HELP US BUILD AN OLYMPIC AND PARALYMPIC LEGACY FOR ALL AUSTRALIANS
“We swim before we walk, and we swim when we can’t walk. Swimming could deliver our greatest Olympic and Paralympic legacy out of Brisbane 2032,” Swimming Australia CEO Eugenie Buckley.
Swimming Australia is bringing together everyone involved in swimming to deliver on a decade of opportunity as we look towards the 2032 Brisbane Olympic and Paralympic Games.
And we want to hear from you! Click here to participate
We invite you to be a part of a nation-wide consultation process to help us develop the BNE32 Swimming Legacy Impact Strategy.
How could our home Games make a real and positive difference to all Australians through swimming?
Participation and health and wellbeing is a key focus, along with legacy infrastructure, and high performance.
The success of the legacy impact will be dependent on the insights and input from, and collaboration with, the swimming membership, stakeholder and partnership communities.
How will you make a contribution to a legacy for all Australians through swimming?
Swimming Australia has established a BNE32 Legacy Advisory Committee, chaired by Grant Hackett OAM, with representatives from across the whole of the swimming community.
“Developing a strong and inspiring legacy unequivocally helps support the dreams and aspirations of future generations in swimming.” – Grant Hackett
Stakeholders from the swimming community will be invited to attend a series of roundtables:

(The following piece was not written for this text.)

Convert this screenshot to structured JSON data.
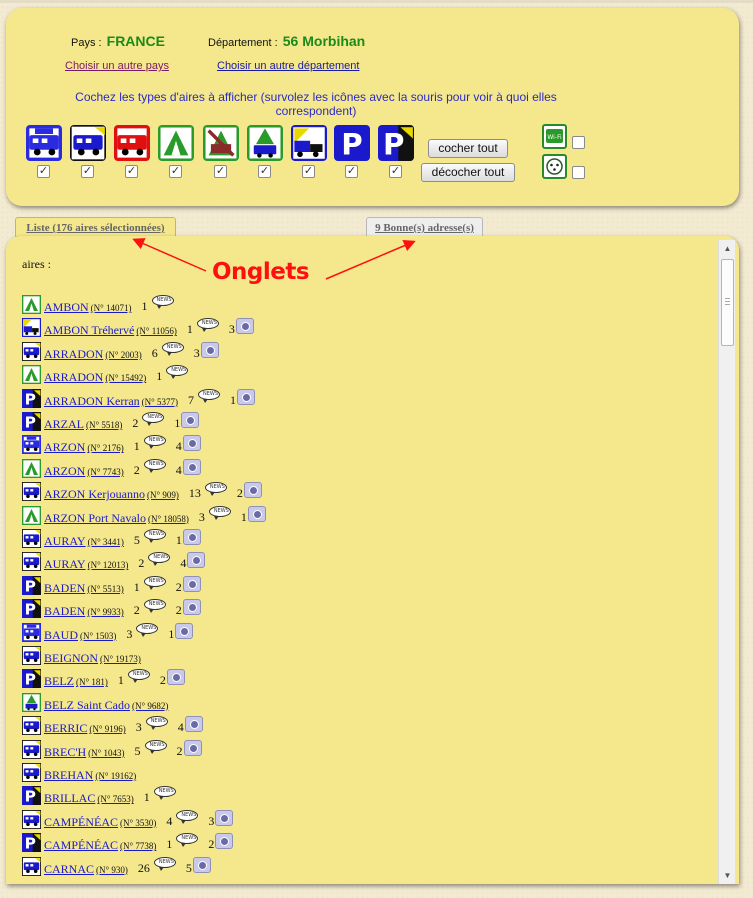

Sydney – 27 April 2023
Brisbane – 3 May 2023
Melbourne – 12 May 2023
And we invite everyone with an interest in our sport to contribute to an online survey that has gone live today. Participate here
Swimming Australia plans to deliver the BNE32 Legacy Impact Strategy in July 2023.

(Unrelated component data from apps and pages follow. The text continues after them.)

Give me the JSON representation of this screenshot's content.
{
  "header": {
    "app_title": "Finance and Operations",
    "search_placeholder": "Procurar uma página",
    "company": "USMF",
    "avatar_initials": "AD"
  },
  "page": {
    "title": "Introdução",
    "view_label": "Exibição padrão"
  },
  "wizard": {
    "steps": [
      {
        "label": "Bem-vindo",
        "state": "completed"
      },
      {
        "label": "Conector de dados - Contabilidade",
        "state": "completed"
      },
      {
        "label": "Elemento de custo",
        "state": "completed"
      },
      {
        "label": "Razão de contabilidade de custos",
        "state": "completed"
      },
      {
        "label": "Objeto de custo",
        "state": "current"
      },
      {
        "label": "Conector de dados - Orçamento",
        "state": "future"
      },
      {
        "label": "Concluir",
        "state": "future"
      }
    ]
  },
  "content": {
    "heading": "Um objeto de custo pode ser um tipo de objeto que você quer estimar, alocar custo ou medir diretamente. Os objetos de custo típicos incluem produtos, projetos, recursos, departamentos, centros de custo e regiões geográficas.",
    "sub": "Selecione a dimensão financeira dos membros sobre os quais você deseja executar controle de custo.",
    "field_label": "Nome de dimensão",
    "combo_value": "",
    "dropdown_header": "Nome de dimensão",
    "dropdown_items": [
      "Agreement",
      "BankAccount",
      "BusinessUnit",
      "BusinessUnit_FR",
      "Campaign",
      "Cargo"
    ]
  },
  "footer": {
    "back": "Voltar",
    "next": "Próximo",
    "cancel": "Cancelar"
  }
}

“We should be ensuring we strengthen our swimming pathways through the provision of world class facilities, coaches and support. To be successful in 2032 we need a larger talent pool and structured pathways that identify, develop and support athletes throughout their entire journey,” – Kirsten Thomson, CEO, Swimming NSW
The legacy outcomes Swimming Australia is most interested in exploring are:
- participation growth;
- high performance pathway and success;
- long term financial sustainability;
- governance and organisational reform;
- profile, commercial development and new revenue generation;
- physical infrastructure, facilities and equipment;
- international influence and advocacy;
- environmental sustainability;
- social impact, including First Nations, health and wellbeing and diversity and inclusion improvement; and
- people and building critical skills and capability.
“I want to see future generations growing up in Australia seeing para and able bodied athletes as equal, and that it’s not even a second thought” – Ellie Cole, Paralympian
SwimAus wants to engage with a broad community of members, stakeholders and partners. Consultation and communication with key stakeholders is the most important element in the development of this strategy as outcomes will be successfully implemented only if stakeholders have been engaged and their ideas, issues, problems and proposals fully considered.
The following groups will be provided with an opportunity to provide input:
- World Aquatics and Oceania Aquatics
- Games Partners (AOC, Paralympics Australia and Brisbane 2032 Organising Committee)
- Swimming Australia Board, Executive and staff
- Swimming Australia Member Organisations (States, Territory, ASCTA and ASA)
- Federal Government, including Australian Sports Commission and Office of Sport
- State Government departments across stadiums, sport, tourism, trade and innovation
- National Institute Network
- Swimming industry, including ASCTA, AUSTSWIM, ASSA, RLSA and SLSA
- Aquatics family, including affiliates of Masters, Diving and High Diving, Water Polo and Artistic Swimming
- Clubs, schools, and learn to swim centres
- Venues and swim centres
- Sponsors, partners and licensees
- Coaches and swim teachers
- Technical Officials
“Australia’s history is littered with fantastic First Nations sports stars. If we can equip our communities with facilities and skills, by 2032 we will have a pod of First Nations Dolphins” – Cameron Costello
“We have a lot of pools in this country, so learn to swim is more than a hobby, it’s lifesaving” – Zarin Hakimi, Afghanistan refugee, learn to swim instructor